Task objective
What lines below include the word "Fixed"? Copy each one.
[Raw data Boundary: Start]
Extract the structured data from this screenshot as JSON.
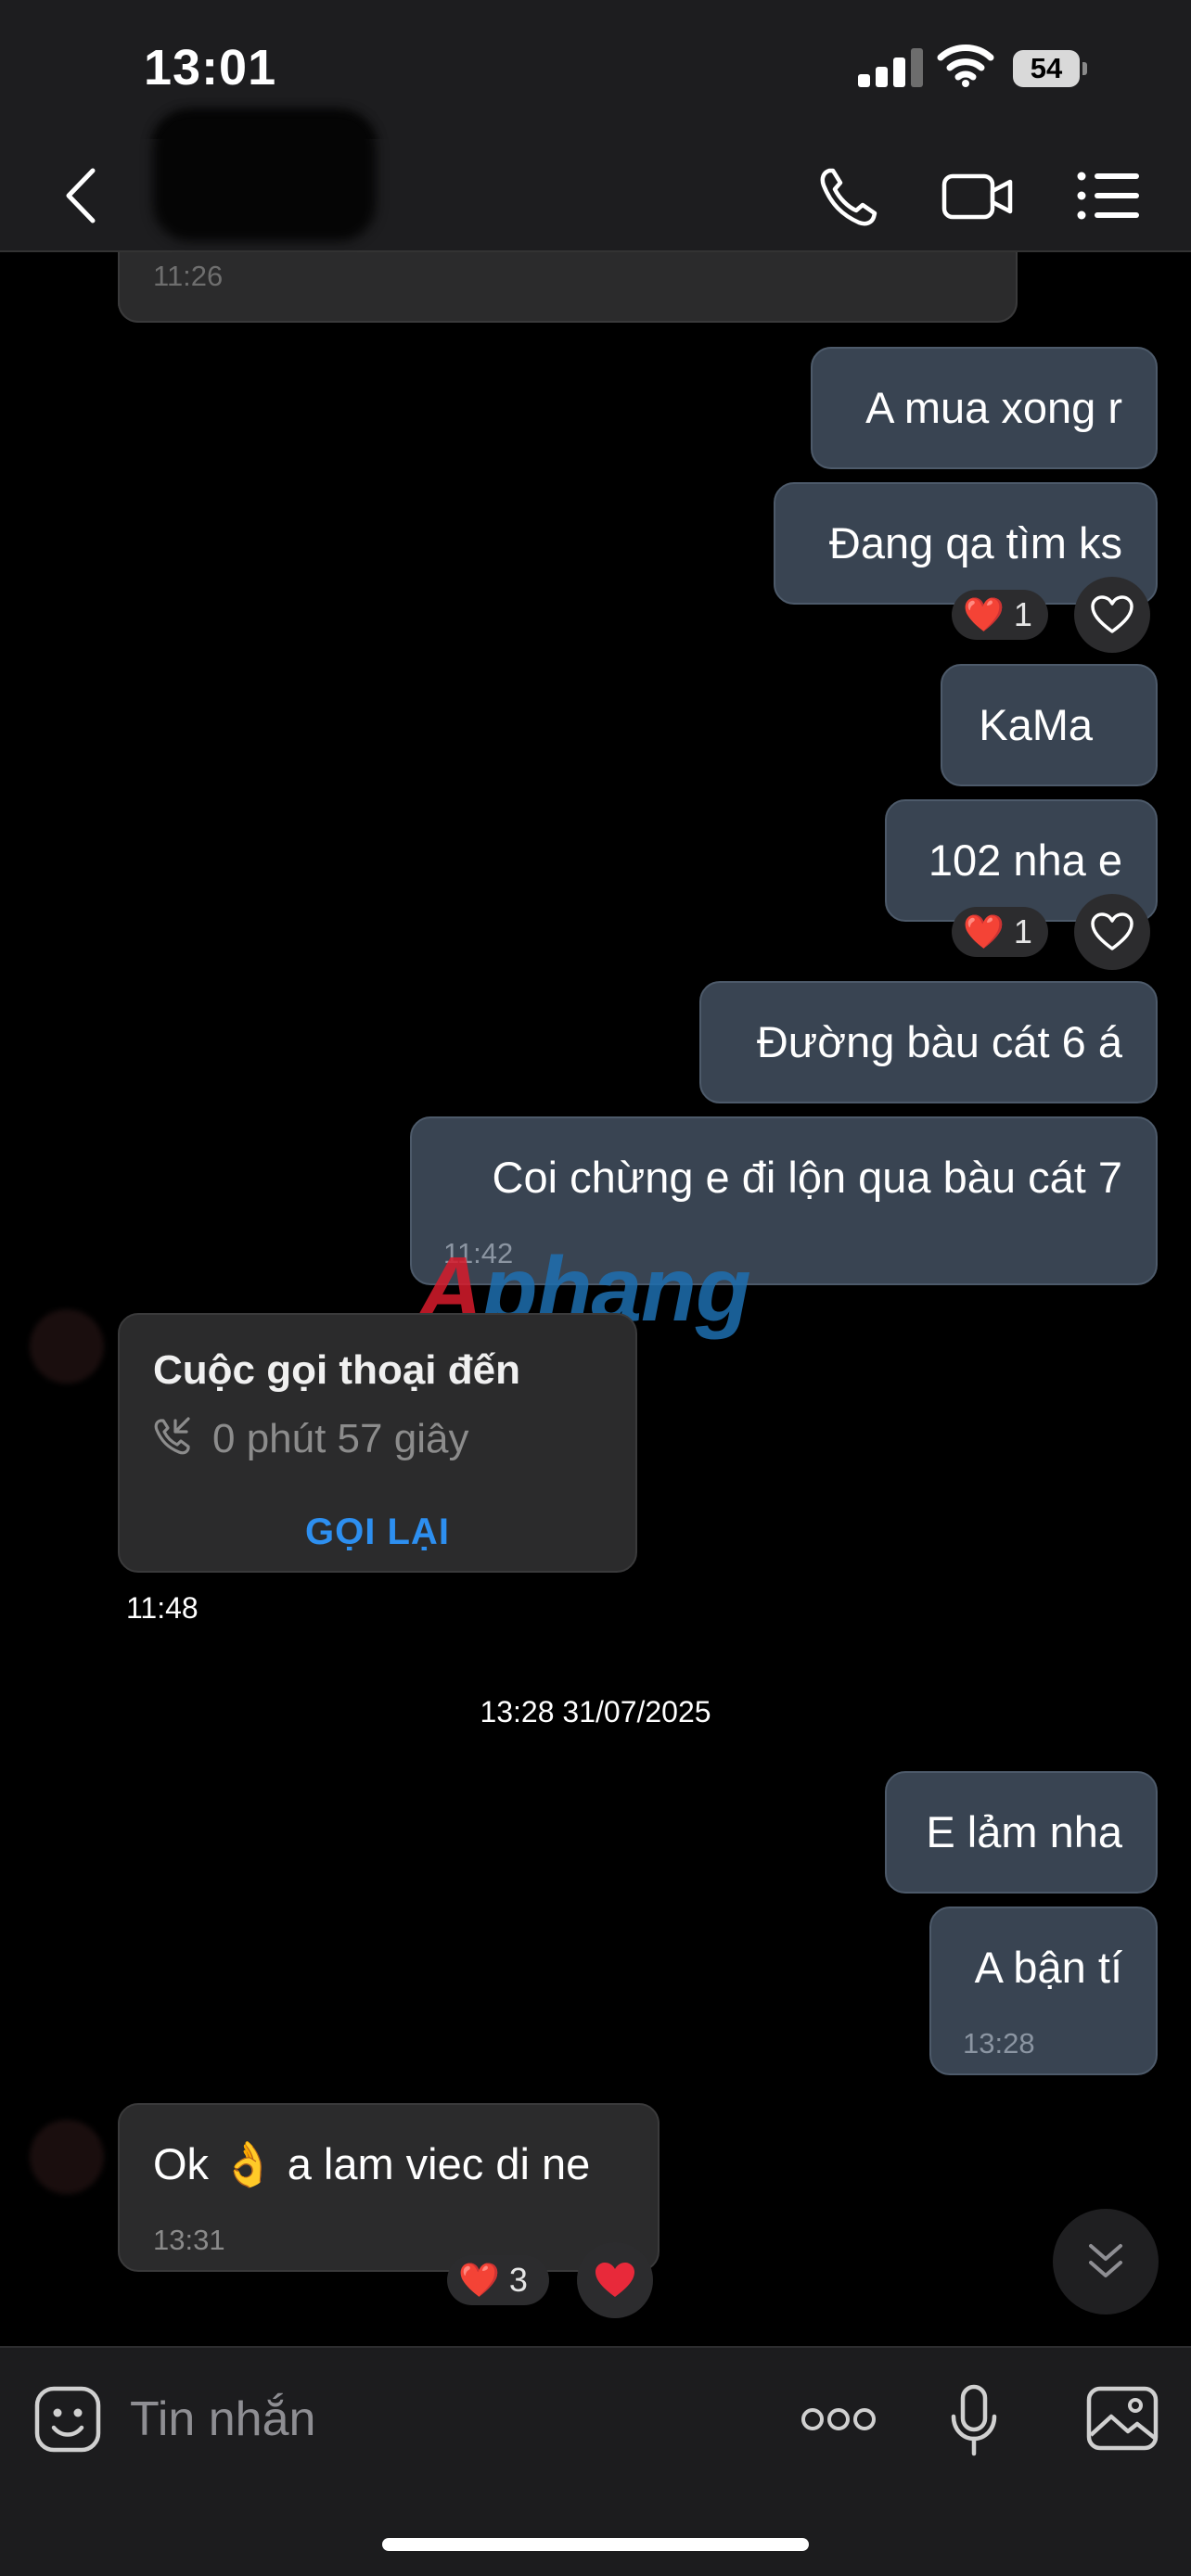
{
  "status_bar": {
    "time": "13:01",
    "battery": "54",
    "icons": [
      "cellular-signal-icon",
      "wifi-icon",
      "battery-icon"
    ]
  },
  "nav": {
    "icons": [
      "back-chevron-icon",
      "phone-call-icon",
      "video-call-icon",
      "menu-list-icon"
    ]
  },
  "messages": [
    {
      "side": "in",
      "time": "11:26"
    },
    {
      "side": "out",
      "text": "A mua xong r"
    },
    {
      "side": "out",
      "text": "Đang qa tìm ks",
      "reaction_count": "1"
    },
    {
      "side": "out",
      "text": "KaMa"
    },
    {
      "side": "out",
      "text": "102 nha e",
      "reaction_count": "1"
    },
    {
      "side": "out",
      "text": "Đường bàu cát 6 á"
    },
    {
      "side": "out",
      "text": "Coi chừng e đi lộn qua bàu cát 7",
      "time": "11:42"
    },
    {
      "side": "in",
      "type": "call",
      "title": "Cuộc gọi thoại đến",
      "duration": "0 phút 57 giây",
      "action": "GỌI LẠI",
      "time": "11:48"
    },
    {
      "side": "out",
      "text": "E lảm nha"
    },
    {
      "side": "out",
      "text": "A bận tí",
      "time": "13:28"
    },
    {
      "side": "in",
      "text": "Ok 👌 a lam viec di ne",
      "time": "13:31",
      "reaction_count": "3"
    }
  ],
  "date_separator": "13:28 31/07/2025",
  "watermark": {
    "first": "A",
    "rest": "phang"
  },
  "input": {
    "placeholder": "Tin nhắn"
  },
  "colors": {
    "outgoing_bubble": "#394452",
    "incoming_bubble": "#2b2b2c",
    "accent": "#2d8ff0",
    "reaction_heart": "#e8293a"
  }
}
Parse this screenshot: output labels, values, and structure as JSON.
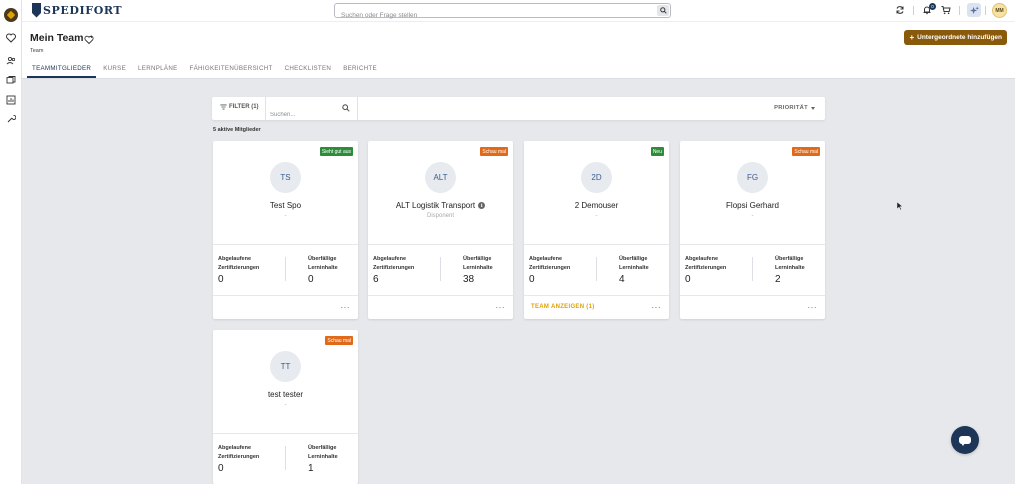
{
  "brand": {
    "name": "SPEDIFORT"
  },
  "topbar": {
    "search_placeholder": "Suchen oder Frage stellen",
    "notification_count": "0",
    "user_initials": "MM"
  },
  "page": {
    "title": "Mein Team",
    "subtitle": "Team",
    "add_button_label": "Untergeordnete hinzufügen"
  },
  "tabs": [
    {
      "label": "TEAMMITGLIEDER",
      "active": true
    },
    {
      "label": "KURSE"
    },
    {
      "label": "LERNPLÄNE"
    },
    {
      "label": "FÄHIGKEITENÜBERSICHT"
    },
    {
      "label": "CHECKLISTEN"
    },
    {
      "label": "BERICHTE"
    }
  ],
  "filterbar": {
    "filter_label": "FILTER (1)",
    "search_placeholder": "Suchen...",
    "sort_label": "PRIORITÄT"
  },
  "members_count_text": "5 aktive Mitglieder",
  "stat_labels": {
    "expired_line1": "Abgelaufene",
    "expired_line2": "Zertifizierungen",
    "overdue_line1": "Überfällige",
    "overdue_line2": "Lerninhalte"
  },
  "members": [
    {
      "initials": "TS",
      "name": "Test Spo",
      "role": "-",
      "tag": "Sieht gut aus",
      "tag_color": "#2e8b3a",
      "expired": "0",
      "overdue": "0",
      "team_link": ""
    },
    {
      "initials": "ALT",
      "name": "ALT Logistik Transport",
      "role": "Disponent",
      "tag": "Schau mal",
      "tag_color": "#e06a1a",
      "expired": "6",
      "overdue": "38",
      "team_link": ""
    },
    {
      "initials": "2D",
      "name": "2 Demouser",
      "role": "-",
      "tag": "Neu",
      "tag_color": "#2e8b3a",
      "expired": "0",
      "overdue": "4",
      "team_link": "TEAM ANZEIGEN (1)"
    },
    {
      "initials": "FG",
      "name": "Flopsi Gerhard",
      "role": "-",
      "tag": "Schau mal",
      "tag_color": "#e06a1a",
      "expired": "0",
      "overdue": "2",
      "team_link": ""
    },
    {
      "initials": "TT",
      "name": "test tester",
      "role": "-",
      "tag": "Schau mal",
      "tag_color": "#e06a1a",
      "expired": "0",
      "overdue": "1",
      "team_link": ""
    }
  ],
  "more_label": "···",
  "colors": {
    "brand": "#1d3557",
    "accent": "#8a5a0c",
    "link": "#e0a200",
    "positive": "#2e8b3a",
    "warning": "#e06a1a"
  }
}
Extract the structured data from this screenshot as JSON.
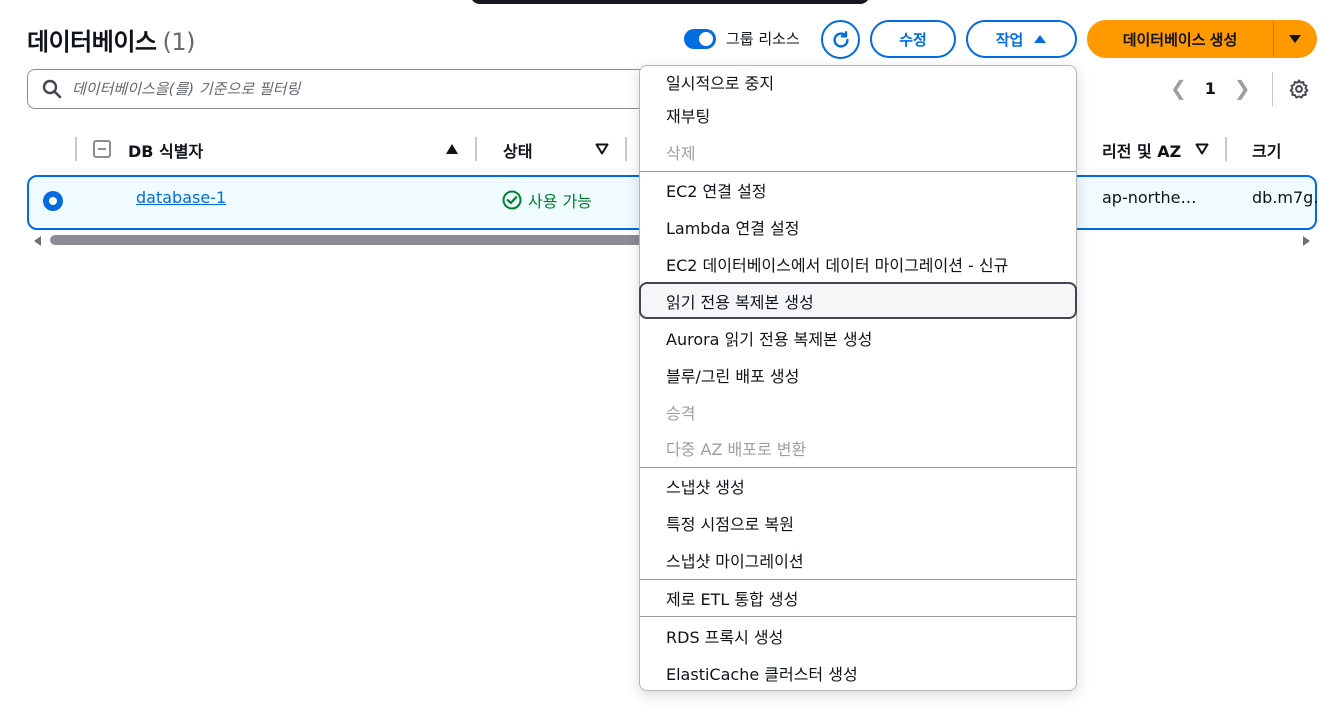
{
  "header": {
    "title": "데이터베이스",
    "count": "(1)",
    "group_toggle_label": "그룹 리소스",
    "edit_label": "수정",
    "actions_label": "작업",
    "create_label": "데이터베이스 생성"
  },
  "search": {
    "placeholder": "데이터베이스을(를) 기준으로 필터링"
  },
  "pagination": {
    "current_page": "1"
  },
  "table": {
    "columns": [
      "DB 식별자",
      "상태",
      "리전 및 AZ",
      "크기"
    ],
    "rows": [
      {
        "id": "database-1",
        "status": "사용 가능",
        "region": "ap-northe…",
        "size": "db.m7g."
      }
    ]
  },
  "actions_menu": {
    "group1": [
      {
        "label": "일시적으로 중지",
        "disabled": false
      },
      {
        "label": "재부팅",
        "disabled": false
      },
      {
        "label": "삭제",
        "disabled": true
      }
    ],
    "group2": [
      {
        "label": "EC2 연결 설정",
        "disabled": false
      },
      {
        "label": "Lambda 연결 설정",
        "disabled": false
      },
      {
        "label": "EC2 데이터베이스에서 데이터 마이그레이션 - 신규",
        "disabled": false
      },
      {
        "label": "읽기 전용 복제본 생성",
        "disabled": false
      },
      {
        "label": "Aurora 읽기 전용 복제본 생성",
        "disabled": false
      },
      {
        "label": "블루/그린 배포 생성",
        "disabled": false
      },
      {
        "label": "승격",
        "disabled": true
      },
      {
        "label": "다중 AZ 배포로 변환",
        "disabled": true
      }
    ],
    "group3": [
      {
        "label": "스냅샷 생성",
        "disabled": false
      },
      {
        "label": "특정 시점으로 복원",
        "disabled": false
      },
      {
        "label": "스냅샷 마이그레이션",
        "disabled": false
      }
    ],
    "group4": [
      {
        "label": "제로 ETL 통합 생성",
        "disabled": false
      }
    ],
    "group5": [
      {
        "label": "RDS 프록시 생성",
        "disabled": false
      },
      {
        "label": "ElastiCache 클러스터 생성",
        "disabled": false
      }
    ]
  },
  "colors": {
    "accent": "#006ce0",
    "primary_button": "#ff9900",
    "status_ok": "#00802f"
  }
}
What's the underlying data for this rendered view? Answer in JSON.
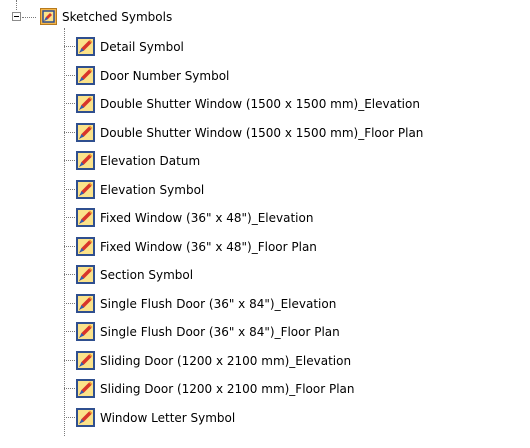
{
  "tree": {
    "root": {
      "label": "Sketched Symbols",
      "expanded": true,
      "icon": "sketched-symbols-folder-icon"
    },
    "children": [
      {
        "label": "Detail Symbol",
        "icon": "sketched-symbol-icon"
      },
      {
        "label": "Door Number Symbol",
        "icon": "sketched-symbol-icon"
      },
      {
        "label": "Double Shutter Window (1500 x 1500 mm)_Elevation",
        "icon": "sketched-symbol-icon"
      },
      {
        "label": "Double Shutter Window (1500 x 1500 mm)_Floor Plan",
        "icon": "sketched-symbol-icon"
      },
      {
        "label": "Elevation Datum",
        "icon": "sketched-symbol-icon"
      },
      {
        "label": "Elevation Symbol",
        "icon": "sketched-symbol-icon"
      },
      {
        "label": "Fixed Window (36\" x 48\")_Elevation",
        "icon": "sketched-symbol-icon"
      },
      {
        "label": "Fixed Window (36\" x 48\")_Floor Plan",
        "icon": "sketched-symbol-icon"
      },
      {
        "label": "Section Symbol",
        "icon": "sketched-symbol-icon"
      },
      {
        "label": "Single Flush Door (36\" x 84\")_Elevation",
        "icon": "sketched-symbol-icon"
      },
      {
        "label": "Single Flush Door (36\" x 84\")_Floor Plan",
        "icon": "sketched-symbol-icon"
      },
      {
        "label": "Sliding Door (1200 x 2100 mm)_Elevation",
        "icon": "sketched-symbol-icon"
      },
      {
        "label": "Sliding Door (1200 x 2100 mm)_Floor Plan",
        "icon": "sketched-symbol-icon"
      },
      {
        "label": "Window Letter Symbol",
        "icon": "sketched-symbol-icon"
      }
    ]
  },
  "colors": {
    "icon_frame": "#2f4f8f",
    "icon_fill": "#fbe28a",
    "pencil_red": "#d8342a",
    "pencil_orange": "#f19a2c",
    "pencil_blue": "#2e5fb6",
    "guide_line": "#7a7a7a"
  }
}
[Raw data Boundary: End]
Written solution
        "label": "Fixed Window (36\" x 48\")_Elevation",
        "label": "Fixed Window (36\" x 48\")_Floor Plan",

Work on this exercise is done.